GERD, or gastroesophageal reflux disease, is the excessive reflux or regurgitation of stomach contents into the esophagus causing symptoms and injury to the lining or mucosa of the esophagus. More than 38 million Americans have GERD, and 44 percent of Americans have heartburn at least once per month. Seven percent of Americans have daily symptoms.
The classic symptoms are heartburn and regurgitation along with indigestion. We see chronic cough, laryngitis or frequent sore throats, bronchitis, aspiration pneumonia and difficulty swallowing food, especially meats.
It is a multi-billion dollar industry. Medicines to treat the symptoms of GERD include Tums, Rolaids and Pepto-Bismol. As the disease progresses, we go to stronger medicines such as H2 blockers like Zantac or Tagamet, and eventually to the strongest antacids called PPIs like Prilosec or Nexium.
GERD does affect one’s quality of life. We have poor sleep, avoid foods we would like to eat and depend on antacid medication. There is also a known association between chronic GERD and adenocarcinoma of the esophagus, which is a cancer that has dramatically increased in the U.S. over the past 20 years despite improvement in antacids.
GERD happens when our body’s natural barrier to the reflux of acid into the chest or esophagus is broken down. This barrier is the lower esophageal sphincter muscle. The muscle can become defective as well as a hiatal hernia can develop and make the sphincter less effective, leading to reflux or GERD.
If left untreated, about 10 percent of patients with chronic heartburn will progress to a condition called Barrett’s esophagus. This is a change in the lining of the esophagus caused by chronic acid exposure. Cancer will develop in Barrett’s at a rate of .5 percent per year. These patients will have to have upper endoscopy (known as EGD) for life to hopefully prevent progression to cancer of the esophagus, which carries a poor prognosis compared to other more common cancers.
The treatment of GERD is medical first. If you have any of the above symptoms on a weekly basis, you should see a gastroenterologist and be scoped. The gastroenterologist will place you on medication if he or she finds evidence of GERD. Remember, symptoms don’t always correlate with the severity of disease.
Some patients begin to fail medical therapy, can’t tolerate the medication, or have concerns about long-term effects of taking these medications for life. These long-term effects include osteoporosis and/or continued reflux of non-acid gastric juices and the continued cancer risk from this.
Whichever the reason, the next step is referral to a surgeon for evaluation for surgical treatment of your reflux. We now have several options available. All are performed through a minimally invasive technique called laparoscopy. Patients are discharged after an overnight stay, which is usually to prevent nausea.

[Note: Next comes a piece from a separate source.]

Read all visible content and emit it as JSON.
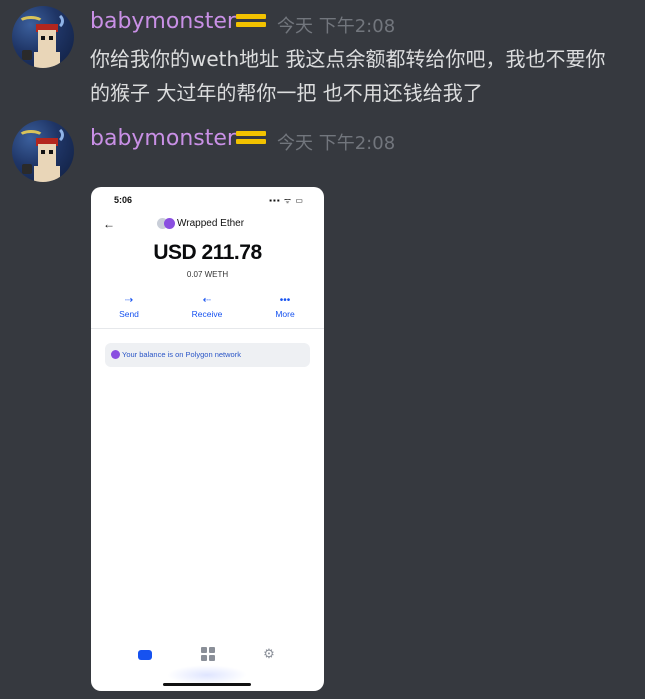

The most common procedures are the laparoscopic Nissen and the LINX procedure. Both are effective in restoring function to the lower sphincter. The Nissen procedure has been around for many years and must be done with large hiatal hernias and patients with more advanced diseases. The LINX procedure is ideal for patients in early stages of GERD even when they still respond to antacids. The LINX is nice in these patients because it has fewer side effects.
The LINX device consists of a ring of magnetized titanium beads. We place the device over the sphincter, right where the esophagus enters the stomach, to help reinforce that area and prevent the reflux. After the LINX procedure, the patient still retains the ability to vomit and belch.
The best results come from close collaboration between the surgeon and gastroenterologist. A proper workup is essential. When the time is right, a referral will be made to a surgeon to decide which option is best for you.
Dr. Robert McAuley is a board-certified general surgeon with Surgery Clinic of Tupelo and on the medical staff of North Mississippi Medical Clinic.